The Theory of Triadic Influence: A New Theory of Health Behavior With Implications for Preventive Interventions (1993)
Brian R. Flay and John Petraitis
Advances in medical sociology 4:19-44
Some theories of health behavior focus on proximal cognitive predictors of behavior, some focus on expectancy-value formulations, some focus on social support and bonding processes, some focus on social learning processes, and some point toward personality and intrapersonal processes. Very few extant theories of health behavior incorporate several of these viewpoints, and those that do are limited in various ways. We propose a new comprehensive theory that integrates constructs from all previous theories. Triadic influence theory includes seven “tiers” of “causes” of behavior that range from very proximal to distal to ultimate, and three “streams of influence” that flow through the seven “tiers”: (I) cultural- environmental influences on knowledge and values, influencing attitudes, (2) social situation-context influences on social bonding and social learning, influencing social normative beliefs, and (3) intrapersonal influences on self determination / control and social skills, leading to self-efficacy. In addition to the direct influences of these streams, there are important inter-stream effects and influences that flow between tiers. The theory is intended to account for factors that have direct effecls as well as indirect effects on behavior. It is also intended to account for both new behaviors and regular behavior. Experiences with related behaviors and early experiences with a new behavior lead to feedback loops through all three steams adding to the prior influences of these streams. Our integration of existing theories leads to a meta-theoretical view that suggests higher order descriptions and explanations of health behavior, leads to a new and comprehensive view of health behavior change, and suggests new approaches for health promotion and disease prevention.Flay & Petraitis 94 TTI chapter

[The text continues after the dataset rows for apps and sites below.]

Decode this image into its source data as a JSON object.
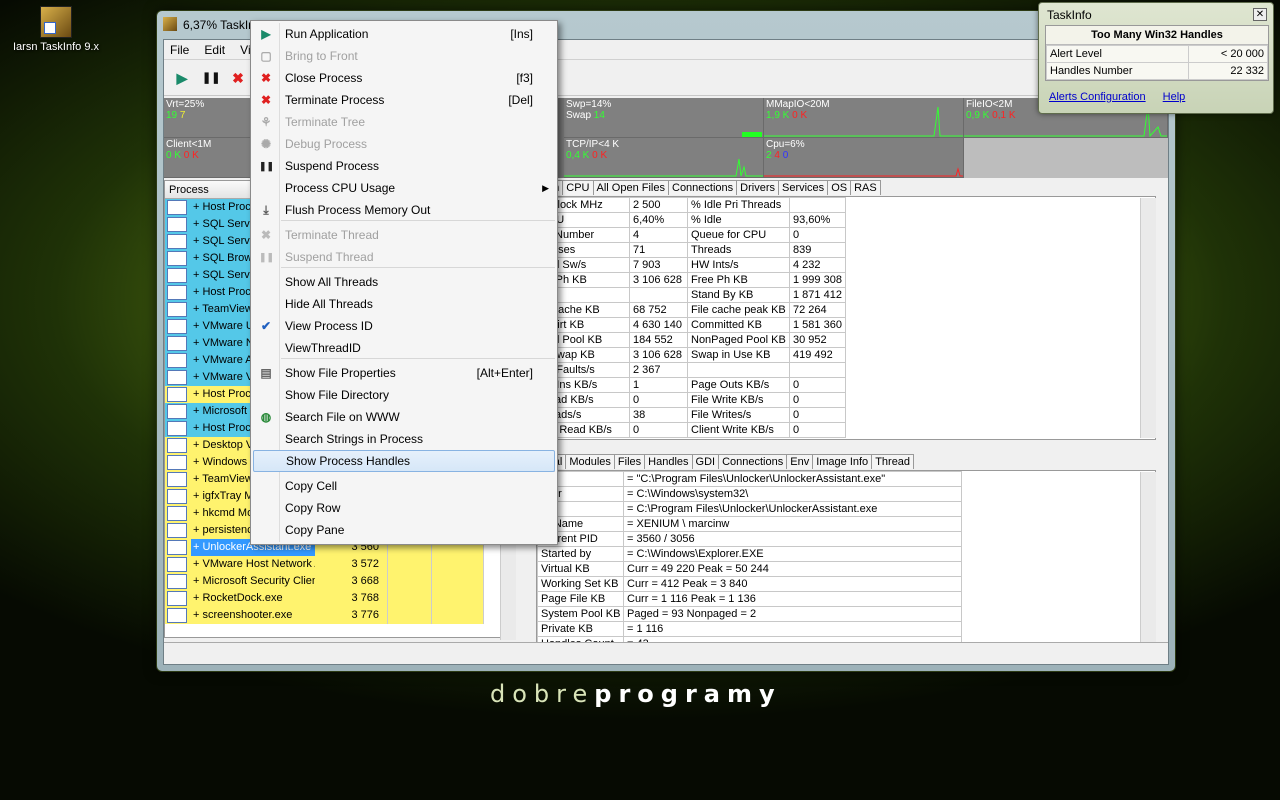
{
  "desktop": {
    "icon_label": "Iarsn TaskInfo 9.x",
    "brand_light": "dobre",
    "brand_bold": "programy"
  },
  "window": {
    "title": "6,37% TaskIn..."
  },
  "menu": [
    "File",
    "Edit",
    "Vie"
  ],
  "graphs": [
    {
      "label": "Vrt=25%",
      "v1": "19",
      "v2": "7",
      "v3": ""
    },
    {
      "label": "Swp=14%",
      "v1": "Swap",
      "v2": "14",
      "v3": ""
    },
    {
      "label": "MMapIO<20M",
      "v1": "1,9 K",
      "v2": "0 K",
      "v3": ""
    },
    {
      "label": "FileIO<2M",
      "v1": "0,9 K",
      "v2": "0,1 K",
      "v3": ""
    },
    {
      "label": "Client<1M",
      "v1": "0 K",
      "v2": "0 K",
      "v3": ""
    },
    {
      "label": "TCP/IP<4 K",
      "v1": "0,4 K",
      "v2": "0 K",
      "v3": ""
    },
    {
      "label": "Cpu=6%",
      "v1": "2",
      "v2": "4",
      "v3": "0"
    }
  ],
  "process_list": {
    "header": "Process",
    "rows": [
      {
        "name": "+ Host Proc",
        "pid": "",
        "color": "cyan"
      },
      {
        "name": "+ SQL Serve",
        "pid": "",
        "color": "cyan"
      },
      {
        "name": "+ SQL Serv",
        "pid": "",
        "color": "cyan"
      },
      {
        "name": "+ SQL Brow",
        "pid": "",
        "color": "cyan"
      },
      {
        "name": "+ SQL Serv",
        "pid": "",
        "color": "cyan"
      },
      {
        "name": "+ Host Proc",
        "pid": "",
        "color": "cyan"
      },
      {
        "name": "+ TeamView",
        "pid": "",
        "color": "cyan"
      },
      {
        "name": "+ VMware U",
        "pid": "",
        "color": "cyan"
      },
      {
        "name": "+ VMware N",
        "pid": "",
        "color": "cyan"
      },
      {
        "name": "+ VMware A",
        "pid": "",
        "color": "cyan"
      },
      {
        "name": "+ VMware V",
        "pid": "",
        "color": "cyan"
      },
      {
        "name": "+ Host Proc",
        "pid": "",
        "color": "yellow"
      },
      {
        "name": "+ Microsoft I",
        "pid": "",
        "color": "cyan"
      },
      {
        "name": "+ Host Proc",
        "pid": "",
        "color": "cyan"
      },
      {
        "name": "+ Desktop V",
        "pid": "",
        "color": "yellow"
      },
      {
        "name": "+ Windows",
        "pid": "",
        "color": "yellow"
      },
      {
        "name": "+ TeamView",
        "pid": "",
        "color": "yellow"
      },
      {
        "name": "+ igfxTray M",
        "pid": "",
        "color": "yellow"
      },
      {
        "name": "+ hkcmd Mo",
        "pid": "",
        "color": "yellow"
      },
      {
        "name": "+ persistenc",
        "pid": "",
        "color": "yellow"
      },
      {
        "name": "+ UnlockerAssistant.exe",
        "pid": "3 560",
        "color": "sel"
      },
      {
        "name": "+ VMware Host Network A",
        "pid": "3 572",
        "color": "yellow"
      },
      {
        "name": "+ Microsoft Security Client",
        "pid": "3 668",
        "color": "yellow"
      },
      {
        "name": "+ RocketDock.exe",
        "pid": "3 768",
        "color": "yellow"
      },
      {
        "name": "+ screenshooter.exe",
        "pid": "3 776",
        "color": "yellow"
      }
    ]
  },
  "sys_tabs": [
    "em",
    "CPU",
    "All Open Files",
    "Connections",
    "Drivers",
    "Services",
    "OS",
    "RAS"
  ],
  "sys_rows": [
    [
      "J Clock MHz",
      "2 500",
      "% Idle Pri Threads",
      ""
    ],
    [
      "CPU",
      "6,40%",
      "% Idle",
      "93,60%"
    ],
    [
      "Js Number",
      "4",
      "Queue for CPU",
      "0"
    ],
    [
      "cesses",
      "71",
      "Threads",
      "839"
    ],
    [
      "ead Sw/s",
      "7 903",
      "HW Ints/s",
      "4 232"
    ],
    [
      "tal Ph KB",
      "3 106 628",
      "Free Ph KB",
      "1 999 308"
    ],
    [
      "",
      "",
      "Stand By KB",
      "1 871 412"
    ],
    [
      "e Cache KB",
      "68 752",
      "File cache peak KB",
      "72 264"
    ],
    [
      "e Virt KB",
      "4 630 140",
      "Committed KB",
      "1 581 360"
    ],
    [
      "ged Pool KB",
      "184 552",
      "NonPaged Pool KB",
      "30 952"
    ],
    [
      "k Swap KB",
      "3 106 628",
      "Swap in Use KB",
      "419 492"
    ],
    [
      "ge Faults/s",
      "2 367",
      "",
      ""
    ],
    [
      "ge Ins KB/s",
      "1",
      "Page Outs KB/s",
      "0"
    ],
    [
      "Read KB/s",
      "0",
      "File Write KB/s",
      "0"
    ],
    [
      "Reads/s",
      "38",
      "File Writes/s",
      "0"
    ],
    [
      "ent Read KB/s",
      "0",
      "Client Write KB/s",
      "0"
    ]
  ],
  "det_tabs": [
    "eral",
    "Modules",
    "Files",
    "Handles",
    "GDI",
    "Connections",
    "Env",
    "Image Info",
    "Thread"
  ],
  "det_rows": [
    [
      "D",
      "= \"C:\\Program Files\\Unlocker\\UnlockerAssistant.exe\""
    ],
    [
      "r Dir",
      "= C:\\Windows\\system32\\"
    ],
    [
      "h",
      "= C:\\Program Files\\Unlocker\\UnlockerAssistant.exe"
    ],
    [
      "er Name",
      "= XENIUM \\ marcinw"
    ],
    [
      "/Parent PID",
      "= 3560 / 3056"
    ],
    [
      "Started by",
      "= C:\\Windows\\Explorer.EXE"
    ],
    [
      "Virtual KB",
      "Curr = 49 220 Peak = 50 244"
    ],
    [
      "Working Set KB",
      "Curr = 412 Peak = 3 840"
    ],
    [
      "Page File KB",
      "Curr = 1 116 Peak = 1 136"
    ],
    [
      "System Pool KB",
      "Paged = 93 Nonpaged = 2"
    ],
    [
      "Private KB",
      "= 1 116"
    ],
    [
      "Handles Count",
      "= 43"
    ]
  ],
  "context_menu": [
    {
      "label": "Run Application",
      "shortcut": "[Ins]",
      "icon": "run-icon",
      "glyph": "▶",
      "color": "#1a8a6a",
      "disabled": false
    },
    {
      "label": "Bring to Front",
      "shortcut": "",
      "icon": "bring-front-icon",
      "glyph": "▢",
      "color": "#aaa",
      "disabled": true
    },
    {
      "label": "Close Process",
      "shortcut": "[f3]",
      "icon": "close-process-icon",
      "glyph": "✖",
      "color": "#e02020",
      "disabled": false
    },
    {
      "label": "Terminate Process",
      "shortcut": "[Del]",
      "icon": "terminate-icon",
      "glyph": "✖",
      "color": "#e02020",
      "disabled": false
    },
    {
      "label": "Terminate Tree",
      "shortcut": "",
      "icon": "tree-icon",
      "glyph": "⚘",
      "color": "#aaa",
      "disabled": true
    },
    {
      "label": "Debug Process",
      "shortcut": "",
      "icon": "bug-icon",
      "glyph": "✺",
      "color": "#aaa",
      "disabled": true
    },
    {
      "label": "Suspend Process",
      "shortcut": "",
      "icon": "pause-icon",
      "glyph": "❚❚",
      "color": "#222",
      "disabled": false
    },
    {
      "label": "Process CPU Usage",
      "shortcut": "",
      "icon": "",
      "glyph": "",
      "color": "",
      "disabled": false,
      "submenu": true
    },
    {
      "label": "Flush Process Memory Out",
      "shortcut": "",
      "icon": "flush-icon",
      "glyph": "⤓",
      "color": "#555",
      "disabled": false
    },
    {
      "label": "Terminate Thread",
      "shortcut": "",
      "icon": "terminate-thread-icon",
      "glyph": "✖",
      "color": "#bbb",
      "disabled": true
    },
    {
      "label": "Suspend Thread",
      "shortcut": "",
      "icon": "suspend-thread-icon",
      "glyph": "❚❚",
      "color": "#bbb",
      "disabled": true
    },
    {
      "label": "Show All Threads",
      "shortcut": "",
      "icon": "",
      "glyph": "",
      "color": "",
      "disabled": false
    },
    {
      "label": "Hide All Threads",
      "shortcut": "",
      "icon": "",
      "glyph": "",
      "color": "",
      "disabled": false
    },
    {
      "label": "View Process ID",
      "shortcut": "",
      "icon": "check-icon",
      "glyph": "✔",
      "color": "#2060c0",
      "disabled": false
    },
    {
      "label": "ViewThreadID",
      "shortcut": "",
      "icon": "",
      "glyph": "",
      "color": "",
      "disabled": false
    },
    {
      "label": "Show File Properties",
      "shortcut": "[Alt+Enter]",
      "icon": "properties-icon",
      "glyph": "▤",
      "color": "#666",
      "disabled": false
    },
    {
      "label": "Show File Directory",
      "shortcut": "",
      "icon": "",
      "glyph": "",
      "color": "",
      "disabled": false
    },
    {
      "label": "Search File on WWW",
      "shortcut": "",
      "icon": "globe-icon",
      "glyph": "◍",
      "color": "#2a8a3a",
      "disabled": false
    },
    {
      "label": "Search Strings in Process",
      "shortcut": "",
      "icon": "",
      "glyph": "",
      "color": "",
      "disabled": false
    },
    {
      "label": "Show Process Handles",
      "shortcut": "",
      "icon": "",
      "glyph": "",
      "color": "",
      "disabled": false,
      "highlighted": true
    },
    {
      "label": "Copy Cell",
      "shortcut": "",
      "icon": "",
      "glyph": "",
      "color": "",
      "disabled": false
    },
    {
      "label": "Copy Row",
      "shortcut": "",
      "icon": "",
      "glyph": "",
      "color": "",
      "disabled": false
    },
    {
      "label": "Copy Pane",
      "shortcut": "",
      "icon": "",
      "glyph": "",
      "color": "",
      "disabled": false
    }
  ],
  "alert": {
    "title": "TaskInfo",
    "heading": "Too Many Win32 Handles",
    "rows": [
      [
        "Alert Level",
        "< 20 000"
      ],
      [
        "Handles Number",
        "22 332"
      ]
    ],
    "link1": "Alerts Configuration",
    "link2": "Help"
  }
}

The Theory of Triadic Influence (2009)
Flay, B. R., Snyder, F., & Petraitis, J.
In R. J. DiClemente, M. C. Kegler & R. A. Crosby (Eds.),
Emerging Theories in Health Promotion Practice and Research (Second ed., pp. 451-510).
New York: Jossey-Bass.
Brief Introduction to the Theory of Triadic Influence (2012)
Frank J. Snyder, Purdue University and Brian R. Flay, Oregon State University
Unpublished document, August 2012
PDF Source: http://people.oregonstate.edu/~flayb/MY%20COURSES/H571%20Principles%20of%20Health%20Behavior%20Fall%202014/Readings/Snyder&Flay12%20Brief%20Introduction%20to%20the%20Theory%20of%20Triadic%20Influence.pdfSnyder&Flay12 Brief Introduction to the Theory of Triadic Influence
SOCIO-EMOTIONAL AND CHARACTER DEVELOPMENT
A Theoretical Orientation (2014)
J Character Educ. 2014;10(2):107–127.
More and more researchers are studying socio-emotional and character development (SECD). The rise and progress in SECD research is encouraging, but there is a critical issue with such a multidisciplinary and fast-developing field: SECD research and evaluation can be more consistent to prevent heterogeneity in definitions and disparate theoretical, measurement, and program models. After summarizing SECD-related literature, I recommend the theory of triadic influence (TTI) as a force to generate consistency and a resource to assist in guiding the design and evaluation of SECD-related programs. The theory fills a gulf in the literature that seeks an ecological theory aligned with SECD-related programs and etiology. The recommendation of the TTI stems from 3 main advantages: (1) The TTI integrates a full range of risk and protective factors in a detailed mediation and moderation framework; (2) it takes a comprehensive view of all the stakeholders in the educational system (i.e., youth, schools, families, and communities); (3) and its utility has been substantiated by empirical evidence from a variety of fields. I discuss applications of the TTI in SECD-related work and suggest improvements for etiology research and the design and evaluation of SECD programs.nihms724161
MODIFIABLE RISK IN PREGNANCY & HEALTH BEHAVIOUR CHANGE: UTILISING THE THEORY OF TRIADIC INFLUENCE (TTI) (2015)
Frank J. Snyder, Ph.D., M.P.H.
Assistant Professor of Public Health
Department of Health and Kinesiology
College of Health and Human Sciences
Prof. Frank Snyder presents at the Doctoral Midwifery Research Society Alcohol & Medication in Pregnancy Conference about ‘Modifiable risk in Pregnancy & Health behaviour change: Utilising the Theory of Triadic Influence (TTI)